By Chelsea Jandreau, Nature Educator

If I were to focus solely on temperature and weather, it would seem that summer has jumped the line and cut spring a little short. It is just plain hot outside and, as of the beginning of June, I am still waiting on rain, even though it seems to have no plans of appearing anytime soon. I am not a lover of these high temperatures, but I do have to concede that I made the choice to work outside for a significant chunk of spring and summer, and I begrudgingly will adapt.  

There are plenty of people that live for a hot summer day and there are people who are thrilled when temperatures dip below freezing. The same is true with the plants and animals around the world. The large diversity of habitats found on the planet mean that the adaptations found in organisms are just as varied. 

Even in an area where you feel a sense of familiarity, there is often an incredible amount of biodiversity and differences in adaptations that go unnoticed. Sometimes, there are big, obvious differences, like those between a Bald Eagle and a hummingbird, but other subjects require you to really get to know the organisms around you. It takes time and intention to take note of those differences. 

With the current warm temperatures, the invertebrates (bugs, insects, spiders, and other assorted creepy crawlies) are making an appearance in increasing types and abundance. If we are mentioning diversity within organisms, invertebrates are a good place to start. 

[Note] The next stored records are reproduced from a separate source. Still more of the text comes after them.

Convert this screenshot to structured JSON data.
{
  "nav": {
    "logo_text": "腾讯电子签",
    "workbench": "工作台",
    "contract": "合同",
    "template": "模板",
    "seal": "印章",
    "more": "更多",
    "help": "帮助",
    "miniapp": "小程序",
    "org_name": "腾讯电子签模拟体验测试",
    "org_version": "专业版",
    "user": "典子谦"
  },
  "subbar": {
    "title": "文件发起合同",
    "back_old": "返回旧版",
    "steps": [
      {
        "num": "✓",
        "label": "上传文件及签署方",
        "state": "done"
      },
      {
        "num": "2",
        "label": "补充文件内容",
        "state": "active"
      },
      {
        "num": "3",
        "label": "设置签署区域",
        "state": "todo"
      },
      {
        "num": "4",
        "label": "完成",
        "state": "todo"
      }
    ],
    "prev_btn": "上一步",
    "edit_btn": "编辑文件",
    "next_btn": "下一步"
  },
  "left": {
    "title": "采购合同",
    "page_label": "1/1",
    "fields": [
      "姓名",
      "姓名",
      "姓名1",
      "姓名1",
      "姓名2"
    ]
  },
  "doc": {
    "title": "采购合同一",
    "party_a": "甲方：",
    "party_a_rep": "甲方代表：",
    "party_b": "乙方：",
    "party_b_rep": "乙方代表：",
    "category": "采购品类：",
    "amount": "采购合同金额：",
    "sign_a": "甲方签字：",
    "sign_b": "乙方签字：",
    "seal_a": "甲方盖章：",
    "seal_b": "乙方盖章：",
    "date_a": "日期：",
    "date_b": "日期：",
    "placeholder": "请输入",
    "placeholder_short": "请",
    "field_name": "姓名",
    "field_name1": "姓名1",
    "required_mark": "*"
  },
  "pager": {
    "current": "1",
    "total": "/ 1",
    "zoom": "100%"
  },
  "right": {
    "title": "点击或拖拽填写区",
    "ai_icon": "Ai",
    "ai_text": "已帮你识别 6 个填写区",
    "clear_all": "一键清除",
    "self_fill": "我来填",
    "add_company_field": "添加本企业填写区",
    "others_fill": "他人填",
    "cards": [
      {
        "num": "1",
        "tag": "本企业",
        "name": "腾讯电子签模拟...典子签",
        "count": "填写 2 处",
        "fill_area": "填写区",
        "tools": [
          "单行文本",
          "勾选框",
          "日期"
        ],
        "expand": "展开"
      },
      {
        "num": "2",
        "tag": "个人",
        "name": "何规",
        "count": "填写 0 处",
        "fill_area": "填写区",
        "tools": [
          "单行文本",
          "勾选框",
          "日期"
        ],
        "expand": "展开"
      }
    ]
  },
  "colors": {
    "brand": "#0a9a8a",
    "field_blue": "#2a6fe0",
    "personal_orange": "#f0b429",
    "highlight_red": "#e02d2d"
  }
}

The constant stream of students at ACNC for spring field trips has made me far more attuned to the presence of insects, especially ants, than I would be on my own. On a warm day, it is hard to take more than three steps without seeing an ant on the ground or climbing up a tree. With students, we watch them carry dirt around as they clear the entrance to a hole in a three-foot wide anthill or carry food as they navigate the blades of grass. There are thousands of kinds of ants in the world and as the students and I find differences in the ones we find in our short exploration at Audubon, I wonder how many we have in this area alone.

Ant tending aphids, by Jeff Tome

If we look around a little more, ants are not the only invertebrates making an appearance. Over the last couple of weeks, dragonflies, damselflies, and butterflies have emerged and are flying over ponds and fields. Within each of those groups, there is a massive variety of species in all kinds of shapes, sizes and colors.

I spent this past weekend in Allegany State Park at Allegany Nature Pilgrimage, an annual event filled with programming about a wide range of nature and outdoor topics. I didn’t set out with this plan, but for me and those I was with, it pretty quickly became a weekend devoted to the diversity of plants.

In the most basic terms, I spent a lot of time staring intently at leaves. More specifically, I looked at ferns to determine how many times the leaflets were segmented and felt stems to figure out whether or not they were triangular. I learned how to look at a ligule, which exists as the junction of a leaf and a stem, as one part of determining the difference between a grass and a sedge, which honestly is another grass-like plant, so you can imagine my initial confusion when differentiating the two. It took me a couple tries, but I did figure out the differences eventually.

This being said, you don’t have to actually learn everything about nature to care about biodiversity, as long as you understand that it is important. It is up to each individual to figure out how deep they want to go into any area, and it is pretty much impossible to know everything about every plant, animal, fungi, or any other category of organism out there. There are people who take the deep dive in amphibians, botany, or rocks, and while the amateurs, experts and everyone in between have different interests, the things they continue to seek knowledge about are eventually interconnected. 

Biodiversity in nature helps maintain healthy and resilient ecosystems and preserves native species. It encompasses every natural thing, from well-known animals such as bears and deer to the fungi and bacteria in the soil. However, sometimes the little things get lost, and in both nature and the people utilizing nature, diversity can be found by taking a closer look at the details. The little differences allow a multitude of niches to be filled and make up a foundation for the larger community to thrive. Learning more about what exists both in our backyard and outside of it helps to remind us how intricately connected the pieces of nature can be and how those differences have the potential to benefit everyone.

Audubon Community Nature Center builds and nurtures connections between people and nature. ACNC is located just east of Route 62 between Warren and Jamestown. The trails are open from dawn to dusk and birds of prey can be viewed anytime the trails are open. The Nature Center is open from 10 a.m. until 4:30 p.m. daily except Sunday when it opens at 1 p.m. More information can be found online at or by calling (716) 569-2345.